By Jatindra Dash

BHUBANESWAR, India (Thomson Reuters Foundation) - Two people were killed and more than 30 injured when villagers protesting the loss of their homes to a power plant clashed with police in eastern India, in violence highlighting the disputed nature of land use in the country.

Police opened fire late on Monday in Gola in Jharkhand state after hundreds of villagers demanding more jobs and better compensation from Inland Power Ltd. threw stones and ransacked the company's offices, a senior police official said.

"A meeting between the displaced persons and the management was going on when some people rushed into the premises and vandalized the property," said Inspector General M.S. Bhatia.

"Some of them also fired at the police," he said.

Inland Power's deputy general manager Sailendra Nath Sinha said the clashes were unrelated to any land issue.

"We purchased and acquired lands by individual negotiations from the land owners," Sinha told the Thomson Reuters Foundation, adding that a few people with "vested interests" were responsible for the unrest.

Conflicts over land in India have increased as the world's fastest growing large economy expands quickly and more land is sought for industrial use and development projects.

While several laws have been introduced in the past decade to protect the rights of farmers and indigenous people, some laws have been diluted in their implementation and not always helped the vulnerable, activists say.

Between 1950 and 2005, about 65 million people were displaced in India by dams, highways, mines and airports, according to the Internal Displacement Monitoring Centre. Less than a fifth of them have been resettled.

In a separate development, activists who fought for a decade to prevent Vedanta Ltd. from mining bauxite in Odisha state's Niyamgiri hills are again battling efforts by the company to source bauxite from a new site.

State officials have said that state-owned Odisha Mining Corporation (OMC), which has a license for Kodingamali in Odisha, would provide bauxite to Vedanta.

But activists say the plan circumvents the Forest Rights Act of 2006, which is aimed at protecting tribal communities and gives them rights over the resources of the land they live on.

"It is a protected area and the tribals have ownership of its materials. They have to follow the procedures," Prafulla Samantray, who had petitioned against the Niyamgiri project, told the Thomson Reuters Foundation.

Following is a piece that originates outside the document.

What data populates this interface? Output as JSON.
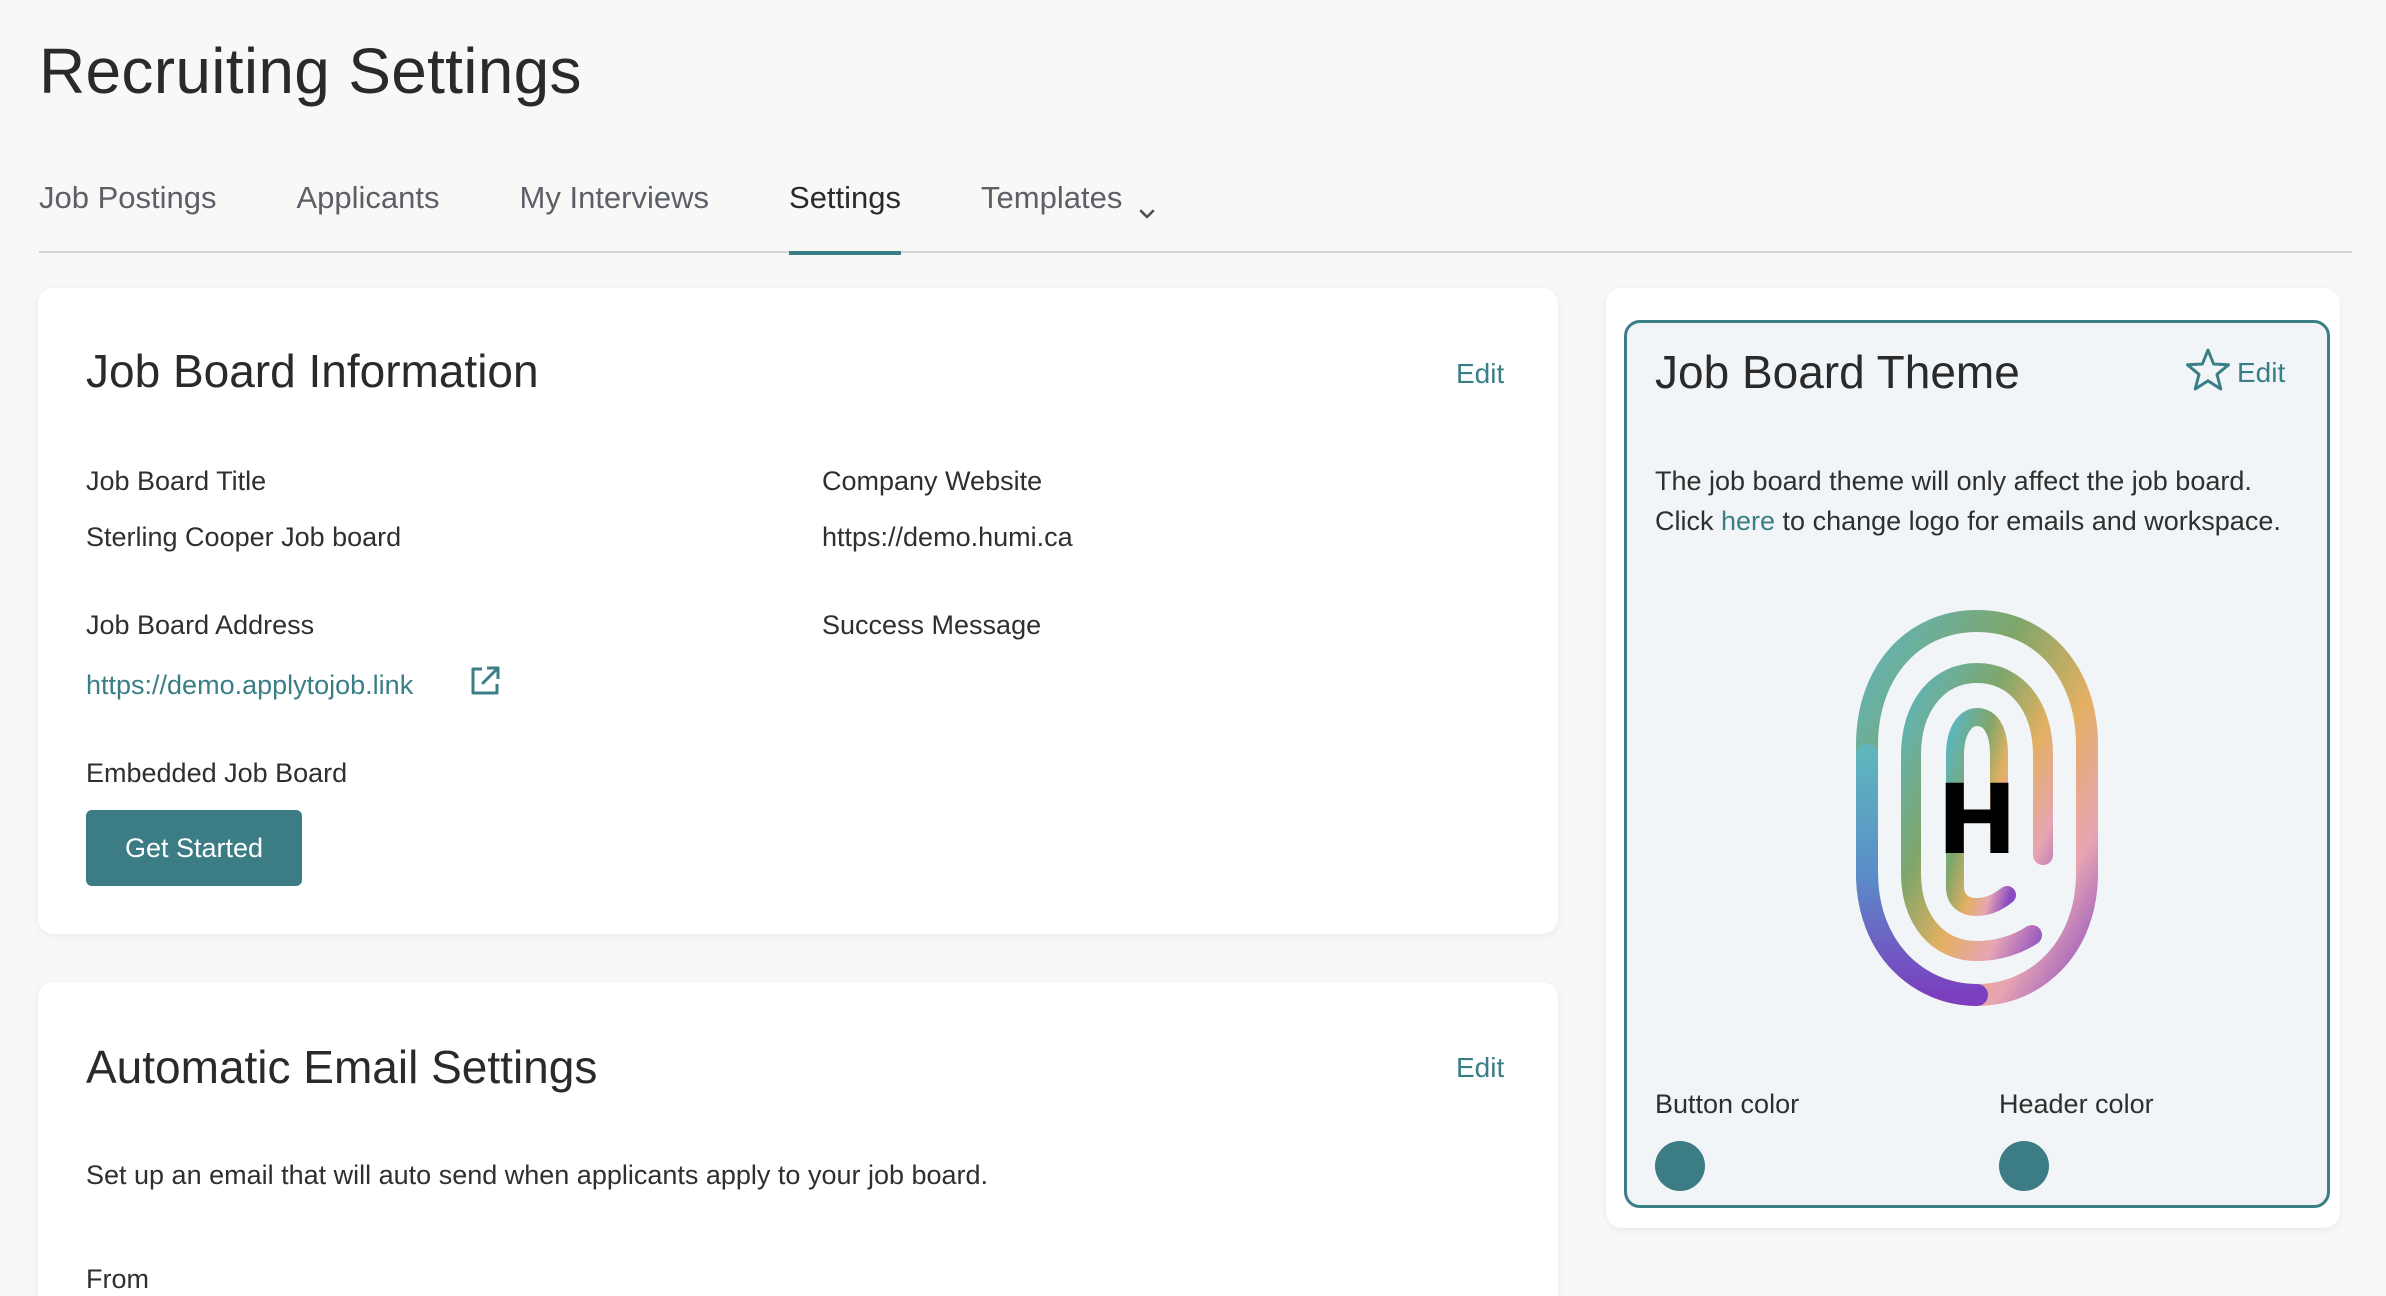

However, a senior state official said the state had determined that the rights of the people have been settled, so OMC did not have to seek permission of the village councils as previously required.

"We are following all the required procedures," said Odisha mines minister P.K. Mallik.

Vedanta Chairman Anil Agarwal, who met Odisha Chief Minister Naveen Patnaik in the state capital Bhubaneswar on Tuesday to discuss the project, confirmed Vedanta had a deal with the government to provide it with bauxite.

The state has promised to supply the company with bauxite by March 2017, Agarwal said.

(Writing by Rina Chandran @rinachandran, Editing by Katie Nguyen. Please credit the Thomson Reuters Foundation, the charitable arm of Thomson Reuters, that covers humanitarian news, women's rights, trafficking, corruption and climate change. Visit news.trust.org to see more stories.)